However, I still believe compost is the key to good gardens. First of all, it’s free. Literally. It is your waste, not going to the curb, but to your back yard. Simply set aside all your plant based scraps and find a place to put them. It doesn’t have to be some fancy container, it can just be a pile. I actually advocate a pile because it is so much easier to turn, use and fill.
That, is my freshly turned pile. I add in leaves which help provide carbon for the disintegration process. The way I do compost at the moment is that I have two piles. The fresh pile that I add to daily, and the aging pile. Each fall and spring before and after the growing season, I put the aging pile on my beds and then I turn the fresh pile over to where the aging pile was…the fresh pile becomes the aging pile and is filled with oxygen and leaves. Then I begin a new fresh pile.

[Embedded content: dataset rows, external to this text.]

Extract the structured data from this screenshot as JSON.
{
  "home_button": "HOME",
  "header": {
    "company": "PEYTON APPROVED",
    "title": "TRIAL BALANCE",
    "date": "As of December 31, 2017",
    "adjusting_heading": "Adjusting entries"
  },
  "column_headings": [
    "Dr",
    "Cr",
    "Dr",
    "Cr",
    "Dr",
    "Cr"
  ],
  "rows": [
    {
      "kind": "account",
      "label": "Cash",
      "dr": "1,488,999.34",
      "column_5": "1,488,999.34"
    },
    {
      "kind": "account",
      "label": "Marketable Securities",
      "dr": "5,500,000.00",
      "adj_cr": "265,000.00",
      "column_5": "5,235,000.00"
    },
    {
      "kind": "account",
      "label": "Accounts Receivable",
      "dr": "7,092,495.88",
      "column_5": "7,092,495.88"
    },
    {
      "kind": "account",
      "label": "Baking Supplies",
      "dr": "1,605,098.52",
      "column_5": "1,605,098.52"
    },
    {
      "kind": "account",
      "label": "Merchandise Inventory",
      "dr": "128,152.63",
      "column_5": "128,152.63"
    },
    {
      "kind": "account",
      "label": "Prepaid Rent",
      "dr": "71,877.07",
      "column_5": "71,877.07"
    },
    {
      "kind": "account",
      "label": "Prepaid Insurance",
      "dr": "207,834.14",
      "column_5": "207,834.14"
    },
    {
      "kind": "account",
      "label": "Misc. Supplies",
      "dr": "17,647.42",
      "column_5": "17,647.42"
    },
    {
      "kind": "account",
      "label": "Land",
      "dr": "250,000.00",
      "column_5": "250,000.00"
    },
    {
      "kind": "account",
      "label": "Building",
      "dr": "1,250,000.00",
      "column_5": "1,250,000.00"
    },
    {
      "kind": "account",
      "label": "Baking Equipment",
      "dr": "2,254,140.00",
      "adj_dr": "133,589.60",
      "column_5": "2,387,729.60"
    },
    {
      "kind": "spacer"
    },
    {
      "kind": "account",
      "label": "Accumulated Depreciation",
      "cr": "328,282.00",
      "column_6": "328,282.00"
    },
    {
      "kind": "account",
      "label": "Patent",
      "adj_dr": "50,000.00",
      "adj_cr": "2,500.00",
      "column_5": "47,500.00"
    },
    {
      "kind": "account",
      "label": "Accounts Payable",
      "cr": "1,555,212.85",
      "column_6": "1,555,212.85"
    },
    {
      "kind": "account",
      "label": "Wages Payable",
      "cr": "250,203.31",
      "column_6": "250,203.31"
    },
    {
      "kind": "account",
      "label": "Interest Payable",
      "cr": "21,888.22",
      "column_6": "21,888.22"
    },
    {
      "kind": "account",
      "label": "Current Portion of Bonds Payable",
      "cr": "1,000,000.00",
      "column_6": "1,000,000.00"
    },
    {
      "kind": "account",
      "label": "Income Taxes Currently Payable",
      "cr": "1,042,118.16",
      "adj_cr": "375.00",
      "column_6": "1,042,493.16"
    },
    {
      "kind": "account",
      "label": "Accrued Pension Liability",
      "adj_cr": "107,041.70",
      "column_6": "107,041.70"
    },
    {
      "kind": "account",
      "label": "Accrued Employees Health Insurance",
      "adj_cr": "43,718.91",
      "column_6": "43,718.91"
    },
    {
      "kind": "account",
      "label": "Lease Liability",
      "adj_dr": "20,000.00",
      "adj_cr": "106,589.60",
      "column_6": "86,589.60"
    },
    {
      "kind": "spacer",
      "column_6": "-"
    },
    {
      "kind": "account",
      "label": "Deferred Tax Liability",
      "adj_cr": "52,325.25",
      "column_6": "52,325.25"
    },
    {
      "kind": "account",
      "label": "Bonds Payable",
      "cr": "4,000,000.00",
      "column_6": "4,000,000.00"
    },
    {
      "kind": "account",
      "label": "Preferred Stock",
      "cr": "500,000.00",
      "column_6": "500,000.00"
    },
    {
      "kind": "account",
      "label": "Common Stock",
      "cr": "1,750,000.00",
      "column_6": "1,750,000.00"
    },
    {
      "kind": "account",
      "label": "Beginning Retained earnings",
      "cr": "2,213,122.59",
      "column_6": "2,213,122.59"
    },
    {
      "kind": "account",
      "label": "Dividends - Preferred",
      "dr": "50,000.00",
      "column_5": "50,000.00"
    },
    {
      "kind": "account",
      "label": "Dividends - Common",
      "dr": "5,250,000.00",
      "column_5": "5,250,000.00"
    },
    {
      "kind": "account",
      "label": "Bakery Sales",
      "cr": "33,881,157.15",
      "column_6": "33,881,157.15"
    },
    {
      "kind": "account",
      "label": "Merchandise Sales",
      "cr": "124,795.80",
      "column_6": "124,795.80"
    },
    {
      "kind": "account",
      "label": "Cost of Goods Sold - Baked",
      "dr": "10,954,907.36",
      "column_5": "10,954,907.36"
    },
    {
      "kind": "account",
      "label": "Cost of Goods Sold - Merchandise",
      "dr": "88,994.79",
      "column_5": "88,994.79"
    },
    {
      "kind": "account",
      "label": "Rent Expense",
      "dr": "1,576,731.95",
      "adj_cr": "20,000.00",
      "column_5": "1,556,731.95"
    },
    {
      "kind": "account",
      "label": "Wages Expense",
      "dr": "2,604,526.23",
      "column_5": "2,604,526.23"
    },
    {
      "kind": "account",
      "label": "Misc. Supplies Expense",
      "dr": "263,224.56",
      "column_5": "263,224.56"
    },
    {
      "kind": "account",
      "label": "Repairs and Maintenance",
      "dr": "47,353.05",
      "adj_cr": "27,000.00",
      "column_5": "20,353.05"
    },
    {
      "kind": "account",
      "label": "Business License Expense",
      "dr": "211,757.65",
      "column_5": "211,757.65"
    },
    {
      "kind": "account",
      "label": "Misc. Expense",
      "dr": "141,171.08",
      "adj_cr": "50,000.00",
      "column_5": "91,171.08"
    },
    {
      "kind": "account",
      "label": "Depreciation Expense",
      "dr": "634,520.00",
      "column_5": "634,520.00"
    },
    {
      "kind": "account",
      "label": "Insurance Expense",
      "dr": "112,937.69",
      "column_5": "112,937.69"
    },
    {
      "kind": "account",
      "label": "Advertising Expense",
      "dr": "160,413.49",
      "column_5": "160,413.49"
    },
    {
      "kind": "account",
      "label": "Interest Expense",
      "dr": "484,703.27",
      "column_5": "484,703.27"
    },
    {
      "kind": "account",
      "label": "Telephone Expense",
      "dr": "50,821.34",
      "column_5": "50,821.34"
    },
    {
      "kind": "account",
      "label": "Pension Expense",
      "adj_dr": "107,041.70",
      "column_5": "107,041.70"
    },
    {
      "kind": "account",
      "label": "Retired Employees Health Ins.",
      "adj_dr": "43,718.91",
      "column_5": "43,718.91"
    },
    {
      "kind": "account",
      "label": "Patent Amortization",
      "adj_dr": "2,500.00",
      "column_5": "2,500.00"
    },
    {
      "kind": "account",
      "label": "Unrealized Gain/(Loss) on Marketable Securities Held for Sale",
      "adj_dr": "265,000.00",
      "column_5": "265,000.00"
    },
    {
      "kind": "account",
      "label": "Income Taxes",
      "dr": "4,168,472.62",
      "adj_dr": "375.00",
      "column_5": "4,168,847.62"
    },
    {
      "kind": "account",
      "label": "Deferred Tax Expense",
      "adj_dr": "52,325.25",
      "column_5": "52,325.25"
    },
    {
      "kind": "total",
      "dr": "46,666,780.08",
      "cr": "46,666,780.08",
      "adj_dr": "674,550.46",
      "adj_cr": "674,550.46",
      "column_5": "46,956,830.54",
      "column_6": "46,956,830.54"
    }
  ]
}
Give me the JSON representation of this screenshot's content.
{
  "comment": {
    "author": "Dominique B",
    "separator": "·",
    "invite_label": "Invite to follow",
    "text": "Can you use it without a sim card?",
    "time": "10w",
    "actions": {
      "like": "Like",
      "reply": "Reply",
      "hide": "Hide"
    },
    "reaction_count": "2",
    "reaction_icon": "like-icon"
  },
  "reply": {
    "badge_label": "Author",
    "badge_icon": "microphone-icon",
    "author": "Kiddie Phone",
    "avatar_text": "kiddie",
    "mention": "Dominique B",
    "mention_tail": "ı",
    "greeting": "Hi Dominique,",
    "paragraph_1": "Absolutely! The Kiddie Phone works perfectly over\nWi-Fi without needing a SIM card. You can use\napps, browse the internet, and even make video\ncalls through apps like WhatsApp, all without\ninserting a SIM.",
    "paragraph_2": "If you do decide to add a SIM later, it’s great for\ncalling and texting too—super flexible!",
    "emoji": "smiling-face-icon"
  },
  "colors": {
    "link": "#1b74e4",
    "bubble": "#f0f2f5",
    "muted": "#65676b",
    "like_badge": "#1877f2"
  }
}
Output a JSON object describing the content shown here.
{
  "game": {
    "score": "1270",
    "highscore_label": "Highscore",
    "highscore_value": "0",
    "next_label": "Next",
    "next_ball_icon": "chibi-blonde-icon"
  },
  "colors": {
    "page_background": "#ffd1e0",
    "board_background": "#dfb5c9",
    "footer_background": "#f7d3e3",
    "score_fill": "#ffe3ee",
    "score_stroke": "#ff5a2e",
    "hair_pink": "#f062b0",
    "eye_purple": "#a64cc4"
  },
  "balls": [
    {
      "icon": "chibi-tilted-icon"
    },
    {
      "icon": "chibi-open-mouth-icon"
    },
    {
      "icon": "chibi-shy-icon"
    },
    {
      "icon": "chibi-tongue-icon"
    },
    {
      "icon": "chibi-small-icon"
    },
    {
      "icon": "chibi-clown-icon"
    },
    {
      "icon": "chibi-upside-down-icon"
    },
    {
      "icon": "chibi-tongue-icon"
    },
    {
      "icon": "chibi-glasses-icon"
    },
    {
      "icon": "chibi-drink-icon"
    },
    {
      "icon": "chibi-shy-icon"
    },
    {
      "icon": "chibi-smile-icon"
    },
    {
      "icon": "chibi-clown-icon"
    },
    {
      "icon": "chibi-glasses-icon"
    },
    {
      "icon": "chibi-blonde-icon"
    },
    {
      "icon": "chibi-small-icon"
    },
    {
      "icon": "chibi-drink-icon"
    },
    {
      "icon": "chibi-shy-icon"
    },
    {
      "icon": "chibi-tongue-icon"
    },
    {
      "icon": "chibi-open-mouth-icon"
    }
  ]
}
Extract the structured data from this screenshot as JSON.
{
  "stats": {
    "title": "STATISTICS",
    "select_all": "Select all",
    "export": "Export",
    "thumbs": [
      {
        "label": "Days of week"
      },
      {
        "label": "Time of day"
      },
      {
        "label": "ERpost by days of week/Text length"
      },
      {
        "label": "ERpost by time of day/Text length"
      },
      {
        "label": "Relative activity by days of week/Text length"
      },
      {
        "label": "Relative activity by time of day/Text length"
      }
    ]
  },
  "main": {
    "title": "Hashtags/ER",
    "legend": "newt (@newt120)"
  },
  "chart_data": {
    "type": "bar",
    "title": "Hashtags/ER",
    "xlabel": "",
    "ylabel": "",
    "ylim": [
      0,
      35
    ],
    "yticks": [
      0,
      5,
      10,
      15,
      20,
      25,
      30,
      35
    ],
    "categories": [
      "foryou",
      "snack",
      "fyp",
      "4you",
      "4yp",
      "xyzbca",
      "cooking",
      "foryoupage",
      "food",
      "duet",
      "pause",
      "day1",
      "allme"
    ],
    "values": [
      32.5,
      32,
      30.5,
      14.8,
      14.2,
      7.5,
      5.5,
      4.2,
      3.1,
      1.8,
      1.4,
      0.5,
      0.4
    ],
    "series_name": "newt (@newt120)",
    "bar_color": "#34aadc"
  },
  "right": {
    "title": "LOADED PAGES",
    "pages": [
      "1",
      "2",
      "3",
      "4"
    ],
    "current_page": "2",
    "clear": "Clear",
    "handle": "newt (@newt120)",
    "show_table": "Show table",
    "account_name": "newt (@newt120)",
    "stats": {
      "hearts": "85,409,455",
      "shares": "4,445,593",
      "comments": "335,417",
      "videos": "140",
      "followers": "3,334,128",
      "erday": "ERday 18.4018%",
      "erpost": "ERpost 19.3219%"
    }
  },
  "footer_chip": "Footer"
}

Last year was my first year gardening here. My soil was rough. Really rough. Compacted, hard, crumbly and devoid of nutrients. Going straight from lawn to a garden is not an immediate success. Throughout the growing season I piled on mulch, manure, compost soil around the plants. I knew this wouldn’t fix the compaction but it would give me a head start for winterizing and would be beneficial for my cover crops.
Then I planted those cover crops.
I was super big pregnant at the time and only managed to plant two beds before calling it quits but in those beds, my soil was hugely improved. I let ALL the cover crops rot and become a part of the soil.
Now that it is spring, I’ve been covering my beds in a thin layer of compost and then turning them under. Once I turn it under I do a once over with my hands to break up all the big clumps and then it’s ready for planting.
Good soil is dark, moist, and springy. The beds I planted cover crops in have sections, that are beautiful. There is still some clay there. The beds I did NOT plant cover crops in are in rough shape. Better than when I started last year but still have lots of clay and some compacted and crumbly areas. I added some carbon producing material (leaves, dead and dried plant stalks, etc) in the fall and now I’ve added compost for the nitrogen (and many many other trace minerals, enzymes, bugs, worms and what not). So all my beds are currently in better shape than they were last year when I planted, which feels good.
I read about a bazillion books on soil last spring and now that I can recognize the different issues I’ll be able to work on them.
I’ve started planting greens and will be doing a few herbs soon too. This nice weather has really been killing me because I want to plant all things right now but gardening is about cycles, patience and letting nature do it’s thing and so I’m trying to keep calm and let the warmth become consistent before going crazy out there.